In 2002, the sheriff's office shifted $6 million from another bank, where a portion of that balance was earning 3.04 percent interest, into a Bank Pittsburgh account, according to an internal memo prepared on Sheriff Mullen's orders. For three and a half years, the office placed into the account funds deposited by businesses filing foreclosure actions, and paid foreclosure costs from the account. The balance remained fairly stable, suggesting that PrimeSolutions' referral fee remained at around $30,000 annually, though Mr. Santone said he doesn't "remember it being that high."
Sheriff's office files reviewed by the Post-Gazette contain no document describing the terms of the account, but the internal memo indicates that the interest rate in 2004 and 2006 was 2.1 percent. In 2006, another sheriff's office account was earning 4.67 percent. Down the County Courthouse hall from the sheriff's office, Treasurer John Weinstein was getting, through a competitive process, around 5 percent interest on accounts with similar balances.
"We could be getting a higher rate and not be paying anybody," Sheriff Mullen said he told his staff. On his orders, the office switched to a National City Bank account earning 4.85 percent.
The annualized difference of $165,000 in interest is "a significant amount of money," said Sheriff Mullen. "What it meant was that we had more money for our budget, more money for equipment, training."
Mr. Weinstein said he was not aware of the arrangement until 2006. "Paying some entity a fee on that account reduces the amount [of interest] that would've gone into that account and back to the taxpayers," he said.
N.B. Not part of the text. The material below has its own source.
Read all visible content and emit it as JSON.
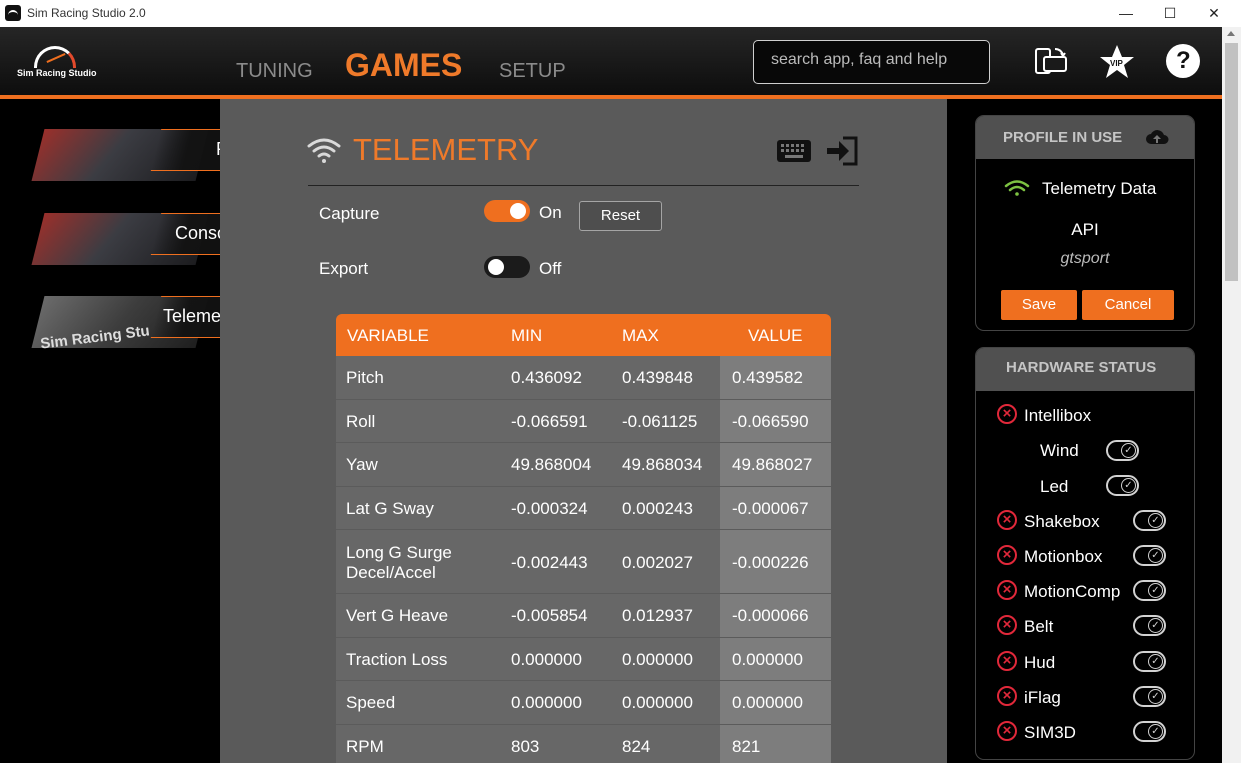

Mr. DeFazio, who retired in 2006 after pleading guilty to one count of soliciting campaign contributions from employees, denied any knowledge of the rationale behind the shift of funds to Bank Pittsburgh. "I don't know why they did that," he said. "I didn't handle none of that stuff." The person who handled such matters, Executive Assistant Michael M. Mullen Jr. -- no relation to the current sheriff -- has retired and could not be reached for comment.
Sheriff Mullen in 2006 transferred management of the account to Mr. Weinstein's office. Interest rates nationwide have collapsed and the county is now earning virtually nothing on its deposits.